Thomas J. Headlee Fellowship

Photo: Thomas J. Headlee.

Thomas J. Headlee.

When Thomas J. Headlee retired in 1944 the Headlee Fellowship was established as a tribute to him and to his firm conviction that applied research lags because of the lack of fundamental knowledge of insect physiology. The permanent fellowship is so established that interest income will provide support for the Fellowships. Contributions to the Fellowship Fund have come from students and associates of Dr. Headlee, but industrial concerns that benefited from Dr. Headlee's work provided the initial fund capital. Dr. Headlee's stated opinion was that "The key to optimum control of harmful insects lies in basic knowledge of how insecticides kill." Subsequent experiences in insect pest management work have borne out of the truth of this statement.

Candidates for the Headlee Fellowships are evaluated by the departmental Graduate Student Committee, which recommends awardees to the Headlee Board of Trustees. Two types of Headlee Fellowships are available, one is called Headlee-1 and entails support for a student just entering the Graduate Program in Entomology and the other, called Headlee-2, can support a student in their final year. Headlee-1 is renewable annually for a maximum of four years contingent on performance. Headlee-2 is not renewable.

The research program of the Fellowship was centered around the fundamentals of insect physiology and biochemistry but is now open to all aspects of insect biology investigations. Since the program was inaugurated in the fall of 1946, many Headlee Fellowships have been awarded.
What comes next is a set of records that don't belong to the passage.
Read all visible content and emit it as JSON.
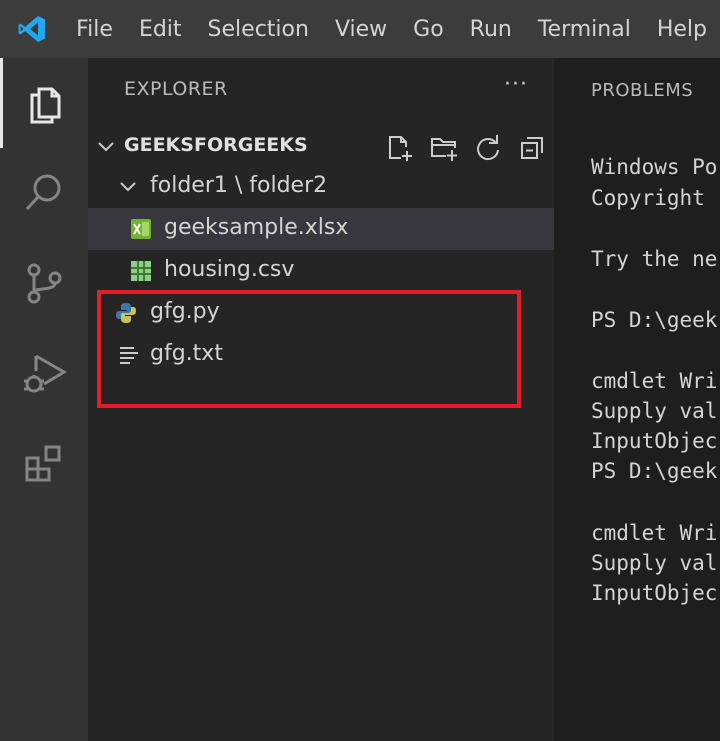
{
  "titlebar": {
    "menu": [
      "File",
      "Edit",
      "Selection",
      "View",
      "Go",
      "Run",
      "Terminal",
      "Help"
    ]
  },
  "activity_bar": {
    "items": [
      "explorer-icon",
      "search-icon",
      "source-control-icon",
      "run-debug-icon",
      "extensions-icon"
    ]
  },
  "explorer": {
    "header": "EXPLORER",
    "more": "···",
    "folder_name": "GEEKSFORGEEKS",
    "subfolder": "folder1 \\ folder2",
    "files": [
      {
        "name": "geeksample.xlsx",
        "icon": "excel-file-icon"
      },
      {
        "name": "housing.csv",
        "icon": "csv-file-icon"
      },
      {
        "name": "gfg.py",
        "icon": "python-file-icon"
      },
      {
        "name": "gfg.txt",
        "icon": "text-file-icon"
      }
    ]
  },
  "panel": {
    "tab": "PROBLEMS",
    "lines": [
      "Windows Po",
      "Copyright",
      "Try the ne",
      "PS D:\\geek",
      "cmdlet Wri",
      "Supply val",
      "InputObjec",
      "PS D:\\geek",
      "cmdlet Wri",
      "Supply val",
      "InputObjec"
    ]
  },
  "colors": {
    "titlebar": "#3c3c3c",
    "activitybar": "#333333",
    "sidebar": "#252526",
    "selection": "#37373d",
    "highlight": "#e41e26",
    "vscode_blue": "#23a9f2"
  }
}
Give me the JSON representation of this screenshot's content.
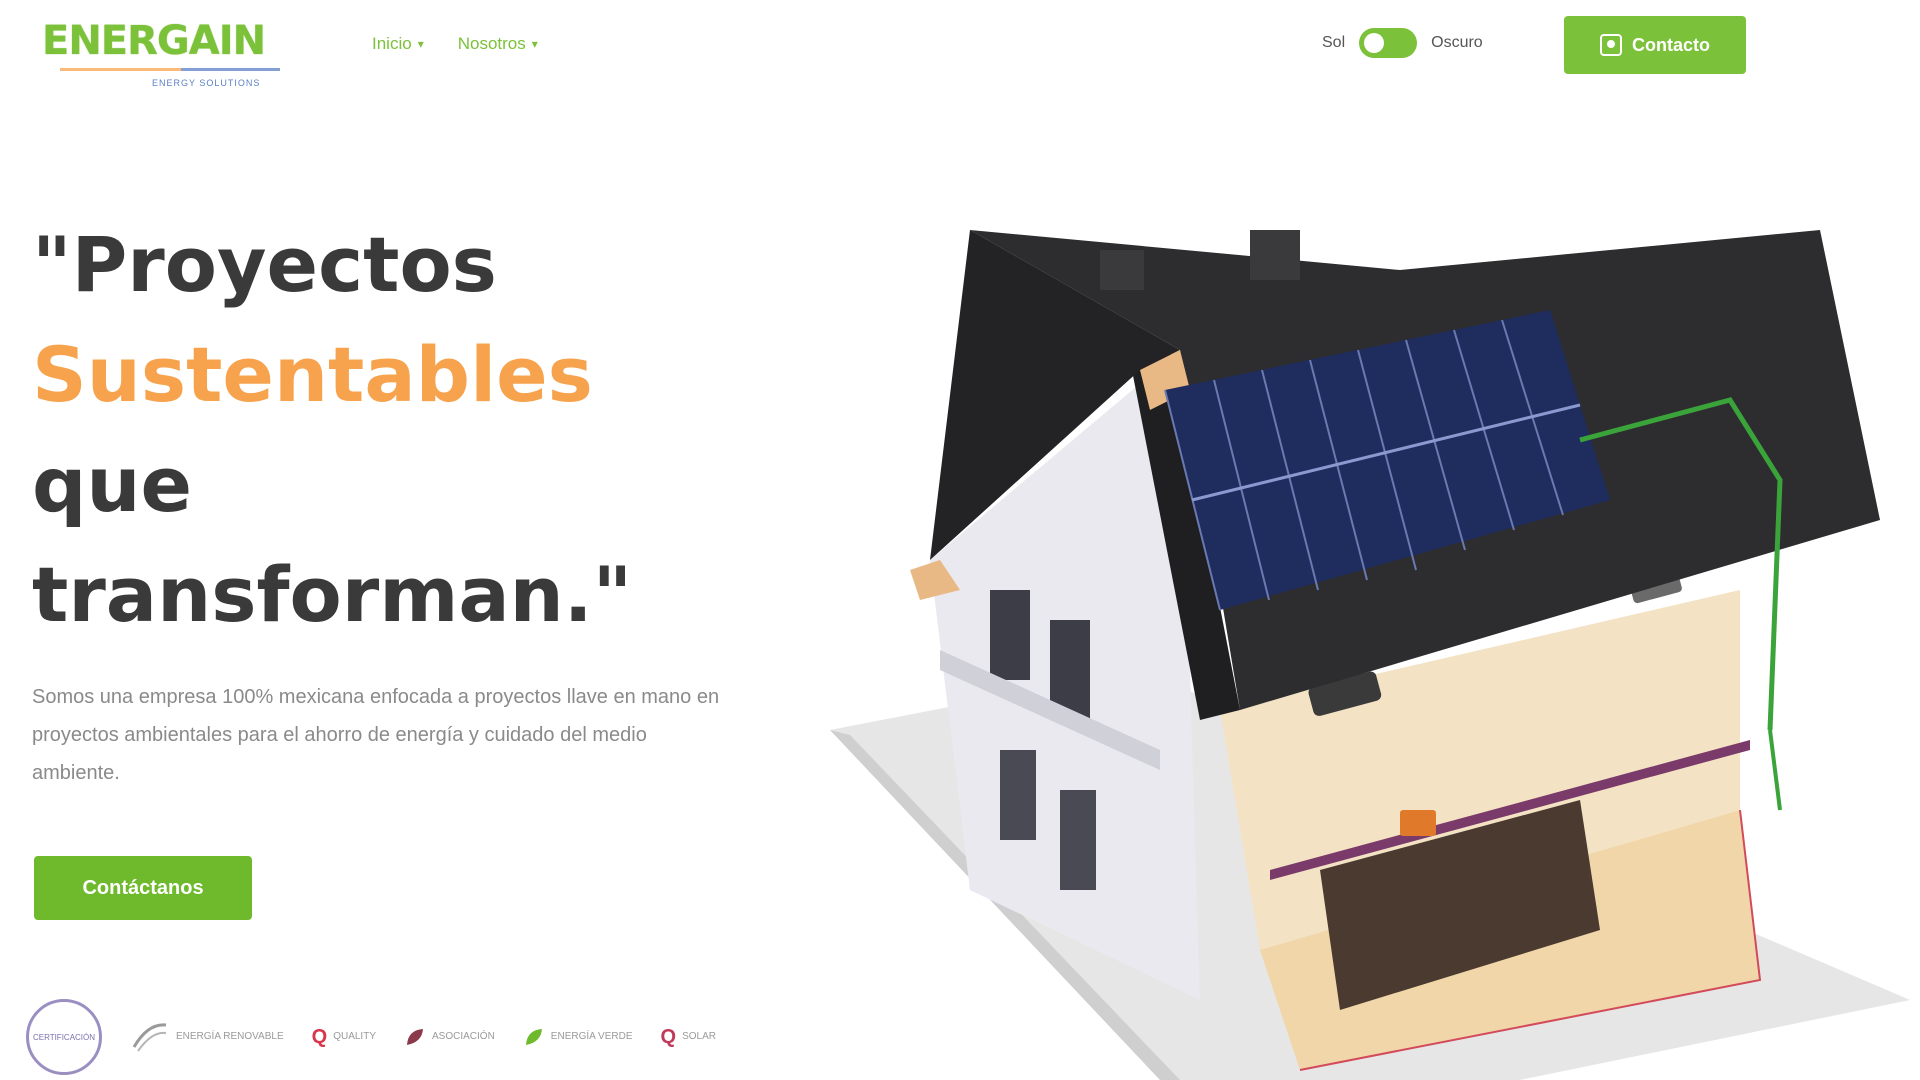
{
  "header": {
    "logo_text": "ENERGAIN",
    "logo_tagline": "ENERGY SOLUTIONS",
    "nav": [
      {
        "label": "Inicio"
      },
      {
        "label": "Nosotros"
      }
    ],
    "mode_toggle": {
      "left_label": "Sol",
      "right_label": "Oscuro",
      "state": "light"
    },
    "contact_label": "Contacto"
  },
  "hero": {
    "title_line1": "\"Proyectos",
    "title_line2": "Sustentables",
    "title_line3": "que",
    "title_line4": "transforman.\"",
    "description": "Somos una empresa 100% mexicana enfocada a proyectos llave en mano en proyectos ambientales para el ahorro de energía y cuidado del medio ambiente.",
    "cta_label": "Contáctanos"
  },
  "partners": [
    {
      "name": "seal-logo",
      "mark": "",
      "text": "CERTIFICACIÓN"
    },
    {
      "name": "partner-2",
      "mark": "",
      "text": "ENERGÍA RENOVABLE"
    },
    {
      "name": "partner-3",
      "mark": "Q",
      "text": "QUALITY"
    },
    {
      "name": "partner-4",
      "mark": "",
      "text": "ASOCIACIÓN"
    },
    {
      "name": "partner-5",
      "mark": "",
      "text": "ENERGÍA VERDE"
    },
    {
      "name": "partner-6",
      "mark": "Q",
      "text": "SOLAR"
    }
  ],
  "colors": {
    "brand_green": "#7cc13a",
    "accent_orange": "#f7a34e",
    "text_dark": "#3a3a3a",
    "text_muted": "#8a8a8a"
  }
}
A list of some of the publications/dissertations supported by a Headlee Fellowship follows:

  • 2001: Chansak Suwanchaichinda, Characterization and identification of cytochrome P450 monooxygenases involved in insecticide detoxification in Aedes albopictus mosquito larvae.
  • 2000–2001: Zuzana Swiganova, Phylogeny and history of host-plant association in the leaf beetle genus Trirhabda Le Conte (Coleoptera: Chrysomelidae: Galerucinae).
  • 1998: Wanmin Xin (na)
  • 1996–1997: Peter Bosak, Habitat preference of host-seeking Coquillettidia perturbans (Walker) in relation to birds and eastern equine encephalomyelitis virus in New Jersey.
  • 1995–1996: Yi Wang, Host-parasite interactions between entomopathogenic nematodes and Popillia japonicus (Coleoptera: Scarabaeidae) larvae.
  • 1995: Shirley Luckhart, Suppression of cellular encapsulation in Heliothis virescens (f.) parasitized by Campoletis sonorensis (Cameron): Genetic and temporal partitioning by the wasp and its symbiotic polydnavirus.
  • 1994: Liwang Cui, (transfer to Kentucky)
  • 1993: Eric Solon, Signal transduction during exocytosis in Limulus granulocytes.
  • 1992: Glen Holbrook, (transfer to NC)
  • 1989–1990: Ann-Shyn Chiang, Developmental regulation of juvenile hormone biosynthesis in female cockroaches.
  • 1984–1988: Alan Smith, Endogenous and exogenous factors regulating pheromone production and release in the adult female brown-banded cockroach.
  • 1979–1983: Kenneth J. Medeiros, (transferred to Toxicology) Microsomal mixed function oxidases of resistant and susceptible Colorado potato beetle, Leptinotarsa decemlineata (Say).
  • 1970: Herbert Bolton, Toxicology and genetics of reduced permeability of house fly cuticle to insecticides.
  • 1970: Alan Tomlin, The toxicity, penetration and metabolism of "Gardona" in gypsy moth larvae.
  • 1956: Fred C. Swift, A manometric assay for DDT-Dehydrochlorinase and its application to the investigation of the in vitro metabolism of DDT, TDE, and methoxychor by the Mexican bean beetle and resistant house fly.
  • 1956: Thomas M. Stevens, The occurrence of hyaluronidiases in insects and considerations of their role in Periplaneta americana.
  • 1948: Andrew J. Forgash, Some physiological and biochemical effects of arsenic triokite on the American cockroach, Periplaneta americana, with special reference to reduced glutathione.
  • 1948: George T. Fisher, The effect of various insecticides on the cytochrome oxidase system of the American roach Periplaneta americana.
  • 1948: Donald G. Cochran, A study of the distribution and metabolism of DDT in the tissues of the American cockroach, Periplaneta american, with special reference to sex and developmental differences.
  • 1946: John P. Reed, Mites of the Genus Tarsonemus occurring on tomatoes in New Jersey.